Jerry Manuel admitted that Tejada isn’t ready offensively, but praised his defense and indicated that Castillo has indeed been relegated to a role player, saying: “Right now we’re probably going to try to see how far we can go with Ruben. It may not be a situation he likes, but it’s a situation he’ll have to adjust to.”
And, of course, if the Mets could trade Castillo they would have done so long ago. He’s making $6 million this season and is still owed another $6 million next year.
Former Tigers infielder Casey McGehee has reportedly signed a one-year deal with the Yomiuri Giants of Nippon Professional Baseball, according to FOX Sports’ Ken Rosenthal.
It’s the fourth move the corner infielder has made in the last two seasons after seeing short-term stints with the Marlins, Giants and Tigers. He signed a minor league deal with the Tigers prior to the 2016 season, providing the club with some infield depth behind 24-year-old Nick Castellanos. When Castellanos hit the disabled list in August with a broken hand, McGehee was recalled from Triple-A Toledo for a 30-game stint and slashed .228/.260/.239 with one extra-base hit in 96 PA. His career batting line (.258/.317/.384 over eight seasons) isn’t too shabby, but his age and a long history of knee injuries puts a damper on his potential.

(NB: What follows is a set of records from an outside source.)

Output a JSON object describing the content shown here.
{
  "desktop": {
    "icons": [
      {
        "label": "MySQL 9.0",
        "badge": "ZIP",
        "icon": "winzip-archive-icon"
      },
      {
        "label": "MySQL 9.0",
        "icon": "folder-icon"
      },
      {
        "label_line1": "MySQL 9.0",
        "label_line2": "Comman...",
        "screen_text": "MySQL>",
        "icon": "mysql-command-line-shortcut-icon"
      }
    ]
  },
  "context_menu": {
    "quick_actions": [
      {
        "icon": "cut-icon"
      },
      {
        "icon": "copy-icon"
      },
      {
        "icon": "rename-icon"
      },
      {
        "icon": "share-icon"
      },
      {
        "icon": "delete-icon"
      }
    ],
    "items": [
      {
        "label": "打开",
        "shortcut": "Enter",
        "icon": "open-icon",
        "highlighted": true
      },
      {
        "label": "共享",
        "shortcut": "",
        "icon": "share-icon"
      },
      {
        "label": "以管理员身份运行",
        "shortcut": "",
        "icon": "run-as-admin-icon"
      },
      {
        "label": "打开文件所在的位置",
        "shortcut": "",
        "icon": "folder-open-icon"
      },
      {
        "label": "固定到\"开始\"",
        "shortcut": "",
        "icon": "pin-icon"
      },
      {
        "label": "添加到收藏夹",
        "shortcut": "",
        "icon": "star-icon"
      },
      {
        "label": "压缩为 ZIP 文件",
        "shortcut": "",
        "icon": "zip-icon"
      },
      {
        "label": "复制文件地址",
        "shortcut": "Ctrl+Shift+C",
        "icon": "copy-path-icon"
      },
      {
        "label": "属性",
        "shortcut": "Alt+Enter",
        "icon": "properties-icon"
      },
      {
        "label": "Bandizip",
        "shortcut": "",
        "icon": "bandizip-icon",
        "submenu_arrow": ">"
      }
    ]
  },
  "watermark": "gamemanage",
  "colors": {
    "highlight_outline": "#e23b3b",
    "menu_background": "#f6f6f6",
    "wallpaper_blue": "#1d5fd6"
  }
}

McGehee last appeared in the NPB circuit in 2013, when he signed a one-year, $1.5 million deal with the Tohoku Rakuten Golden Eagles. He spent the bulk of his season at the hot corner, batting an impressive .292/.396/.515 with 28 homers in 590 PA and appearing in the Eagles’ first and only championship run to date.
The deal comes with a club option for 2018, Rosenthal reports, though no figure has been specified.
Free agent left-hander Rich Hill is rumored to be entertaining a three-year, $40+ million offer from the Dodgers, reports Peter Gammons. The Boston Globe’s Nick Cafardo corroborated the report, adding that Hill could receive somewhere between $46 and $48 million from his former team.
Hill, 36, pitched to a 2.12 ERA and 3.91 FIP in back-to-back stints with the Athletics and Dodgers in 2016. While a chronic case of blisters on his pitching hand limited the frequency of his starts, he still figures to be one of the most productive and noteworthy starting pitchers on the market this winter.
The Orioles, Yankees, Red Sox, Rangers and Astros have all been mentioned as potential suitors for the left-hander’s services, though Orioles’ GM Dan Duquette said the club has yet to make a play for Hill and ESPN’s Jim Bowden pointed out that the Red Sox are less involved in trade talks than other interested parties.